While I’m sure that education in America will get better, I’m also just as sure that nothing will improve without passion to drive it. If you’re an educator, parent, or just a tax-payer or documentary-viewer, what is your passion for education? And, what will you do with it? 

Fluency Update: Reading The True Story of the Three Little Pigs


I started the fluency focused readers’ theatre lesson cycle this week (as mentioned in last week’s post). To start the three-week lesson, six students in third, fourth, and fifth grade practiced The True Story of the Three Little Pigs.

On Monday, they were introduced to the idea of reading fluency (it’s “reading like you talk,” as defined by one of my students) and started reading the scripts. At first, I had them read the scripts in pairs, alternating lines, so that they had the opportunity to read the entire script through instead of memorizing a few lines. On Tuesday and Wednesday they kept reading different roles and worked on answering comprehension questions about the play. On Thursday they got their official “roles” and on Friday they read their scripts into a podcast recording. Throughout the week, we talked about how to increase fluency—working on words in the script that were hard (porker, wrong, and honor) and adding voice and expression to the lines.

Over the course of the week, two things surprised me. First, they didn’t get bored. I was worried that, reading the same lines over and over would become tedious, especially for these students who tend to jump to the next book, activity, or even sentence before fully understanding the initial one. But, when it did get a little boring for them, I was able jump in and challenge them with prompts such as: How do you think the wolf would say that? Or, imagine how you would feel if you were in that situation, how would your voice sound?

I was also surprised at how easy to find “new” learning for every student. On Monday, they were all working on decoding and phonics, though some more than others. By Friday, two students were still decoding and working on phonics. Two others were working on increasing their speed and accuracy with the lines. And, the final two were working on adding voice and expression where they hadn’t before. That was a nice change—usually, in a one-week plan that focuses on a specific skill, by Friday I have kids who are bored and kids who still “don’t get it.”

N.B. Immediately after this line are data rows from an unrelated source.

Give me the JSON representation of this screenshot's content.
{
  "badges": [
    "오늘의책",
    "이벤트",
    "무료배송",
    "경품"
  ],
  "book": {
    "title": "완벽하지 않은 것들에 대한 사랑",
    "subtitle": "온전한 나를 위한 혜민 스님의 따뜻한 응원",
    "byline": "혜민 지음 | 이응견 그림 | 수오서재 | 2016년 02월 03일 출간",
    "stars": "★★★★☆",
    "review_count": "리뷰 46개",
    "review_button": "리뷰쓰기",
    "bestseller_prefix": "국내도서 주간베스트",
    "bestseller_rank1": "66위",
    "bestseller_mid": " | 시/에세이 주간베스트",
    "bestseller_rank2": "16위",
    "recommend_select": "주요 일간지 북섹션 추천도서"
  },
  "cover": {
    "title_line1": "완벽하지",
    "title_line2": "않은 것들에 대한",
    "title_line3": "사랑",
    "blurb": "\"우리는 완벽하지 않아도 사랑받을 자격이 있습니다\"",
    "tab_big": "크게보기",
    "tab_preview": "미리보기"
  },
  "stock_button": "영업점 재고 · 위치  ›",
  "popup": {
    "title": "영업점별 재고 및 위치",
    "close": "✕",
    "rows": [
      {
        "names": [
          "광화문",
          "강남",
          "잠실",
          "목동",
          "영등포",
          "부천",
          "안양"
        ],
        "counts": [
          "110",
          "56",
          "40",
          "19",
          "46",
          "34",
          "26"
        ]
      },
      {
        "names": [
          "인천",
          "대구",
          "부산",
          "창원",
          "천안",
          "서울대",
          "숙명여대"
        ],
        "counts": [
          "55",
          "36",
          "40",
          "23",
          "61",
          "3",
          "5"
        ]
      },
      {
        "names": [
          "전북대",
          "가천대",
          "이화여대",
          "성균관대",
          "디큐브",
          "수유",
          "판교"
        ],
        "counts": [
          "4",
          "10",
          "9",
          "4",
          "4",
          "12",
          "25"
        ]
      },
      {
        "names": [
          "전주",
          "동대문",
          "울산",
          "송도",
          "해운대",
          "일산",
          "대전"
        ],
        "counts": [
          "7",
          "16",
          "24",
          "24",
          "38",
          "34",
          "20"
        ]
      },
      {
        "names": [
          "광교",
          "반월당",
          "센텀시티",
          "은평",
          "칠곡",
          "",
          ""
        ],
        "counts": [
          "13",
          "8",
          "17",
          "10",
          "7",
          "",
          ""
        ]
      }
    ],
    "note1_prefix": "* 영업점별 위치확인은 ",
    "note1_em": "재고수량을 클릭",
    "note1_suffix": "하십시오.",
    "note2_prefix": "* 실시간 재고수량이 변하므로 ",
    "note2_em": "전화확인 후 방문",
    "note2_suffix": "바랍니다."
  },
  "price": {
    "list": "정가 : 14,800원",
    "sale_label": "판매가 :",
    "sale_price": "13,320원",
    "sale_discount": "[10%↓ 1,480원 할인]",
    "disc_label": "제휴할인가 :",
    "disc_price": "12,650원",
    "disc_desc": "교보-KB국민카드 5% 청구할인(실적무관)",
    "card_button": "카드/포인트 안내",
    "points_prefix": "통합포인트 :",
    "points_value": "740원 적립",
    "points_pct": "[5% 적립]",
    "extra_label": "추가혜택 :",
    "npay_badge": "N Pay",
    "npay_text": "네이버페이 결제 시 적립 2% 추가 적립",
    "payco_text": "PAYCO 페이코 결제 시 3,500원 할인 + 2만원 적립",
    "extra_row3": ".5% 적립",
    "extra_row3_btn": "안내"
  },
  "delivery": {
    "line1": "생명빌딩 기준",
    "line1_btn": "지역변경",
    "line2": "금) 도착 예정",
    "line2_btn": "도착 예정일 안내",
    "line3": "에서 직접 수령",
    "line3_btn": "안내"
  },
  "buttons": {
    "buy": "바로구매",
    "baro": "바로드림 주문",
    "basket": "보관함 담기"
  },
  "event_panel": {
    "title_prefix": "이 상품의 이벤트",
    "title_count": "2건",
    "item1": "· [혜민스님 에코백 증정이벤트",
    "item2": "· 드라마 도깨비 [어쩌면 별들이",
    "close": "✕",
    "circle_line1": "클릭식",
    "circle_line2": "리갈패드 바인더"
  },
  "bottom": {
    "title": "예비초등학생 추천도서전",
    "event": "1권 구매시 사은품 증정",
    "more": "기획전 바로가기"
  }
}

This coming week, they’ll be working with scripts that are a little more challenging but, judging by the comments after they recorded The True Story of the Three Little Pigs, (That was fun! Are we recording next week too?) they’re ready for it.